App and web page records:
..............................

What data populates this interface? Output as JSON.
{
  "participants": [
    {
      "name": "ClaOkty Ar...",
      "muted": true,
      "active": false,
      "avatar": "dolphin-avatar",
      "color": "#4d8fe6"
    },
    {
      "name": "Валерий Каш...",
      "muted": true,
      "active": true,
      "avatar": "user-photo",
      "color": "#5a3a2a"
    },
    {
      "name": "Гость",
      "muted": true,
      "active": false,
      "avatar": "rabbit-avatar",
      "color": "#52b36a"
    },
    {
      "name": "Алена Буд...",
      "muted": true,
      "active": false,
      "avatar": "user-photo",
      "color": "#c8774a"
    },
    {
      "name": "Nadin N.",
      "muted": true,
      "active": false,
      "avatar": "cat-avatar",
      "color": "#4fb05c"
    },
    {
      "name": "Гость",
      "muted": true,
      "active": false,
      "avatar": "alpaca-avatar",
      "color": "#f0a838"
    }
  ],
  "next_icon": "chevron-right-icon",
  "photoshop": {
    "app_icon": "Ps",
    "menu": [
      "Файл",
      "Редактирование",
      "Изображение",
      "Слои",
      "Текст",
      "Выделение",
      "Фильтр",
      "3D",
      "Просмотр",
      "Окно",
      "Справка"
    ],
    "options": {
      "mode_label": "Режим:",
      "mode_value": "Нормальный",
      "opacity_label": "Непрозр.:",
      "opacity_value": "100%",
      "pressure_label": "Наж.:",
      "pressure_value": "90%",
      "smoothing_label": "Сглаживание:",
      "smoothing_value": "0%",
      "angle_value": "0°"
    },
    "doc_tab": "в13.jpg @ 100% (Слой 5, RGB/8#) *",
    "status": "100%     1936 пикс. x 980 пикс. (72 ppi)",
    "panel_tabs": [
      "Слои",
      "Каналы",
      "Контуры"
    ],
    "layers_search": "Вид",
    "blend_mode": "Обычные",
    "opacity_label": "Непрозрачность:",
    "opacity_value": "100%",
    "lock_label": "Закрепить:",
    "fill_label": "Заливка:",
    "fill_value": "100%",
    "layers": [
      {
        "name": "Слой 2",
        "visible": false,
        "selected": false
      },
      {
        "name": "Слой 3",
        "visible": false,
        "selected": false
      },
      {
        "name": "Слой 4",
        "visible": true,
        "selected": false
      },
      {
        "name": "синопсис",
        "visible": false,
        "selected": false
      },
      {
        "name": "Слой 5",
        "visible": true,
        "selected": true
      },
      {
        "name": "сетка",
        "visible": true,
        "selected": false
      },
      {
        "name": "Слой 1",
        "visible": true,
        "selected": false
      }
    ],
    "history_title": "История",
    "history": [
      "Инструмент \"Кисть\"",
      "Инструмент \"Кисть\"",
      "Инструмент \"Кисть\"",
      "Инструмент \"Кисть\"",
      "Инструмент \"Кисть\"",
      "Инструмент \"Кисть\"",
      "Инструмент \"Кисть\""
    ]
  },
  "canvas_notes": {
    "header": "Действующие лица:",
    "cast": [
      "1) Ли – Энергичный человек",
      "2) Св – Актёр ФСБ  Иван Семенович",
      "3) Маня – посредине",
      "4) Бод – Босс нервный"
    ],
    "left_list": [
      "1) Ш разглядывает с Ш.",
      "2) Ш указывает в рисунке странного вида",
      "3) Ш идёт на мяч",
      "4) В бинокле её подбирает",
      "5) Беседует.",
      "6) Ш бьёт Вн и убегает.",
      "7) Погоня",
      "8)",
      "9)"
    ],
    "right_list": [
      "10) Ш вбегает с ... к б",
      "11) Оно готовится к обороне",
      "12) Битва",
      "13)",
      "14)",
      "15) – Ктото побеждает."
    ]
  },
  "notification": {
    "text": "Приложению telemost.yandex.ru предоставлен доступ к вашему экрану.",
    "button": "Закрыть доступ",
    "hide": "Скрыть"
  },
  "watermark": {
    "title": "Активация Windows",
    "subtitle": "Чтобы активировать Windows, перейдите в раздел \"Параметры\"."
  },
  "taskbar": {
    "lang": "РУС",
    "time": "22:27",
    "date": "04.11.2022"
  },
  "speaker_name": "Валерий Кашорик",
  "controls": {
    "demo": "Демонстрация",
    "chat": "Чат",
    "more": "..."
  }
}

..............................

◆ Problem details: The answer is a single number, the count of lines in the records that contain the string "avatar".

◆ Exercise response: 6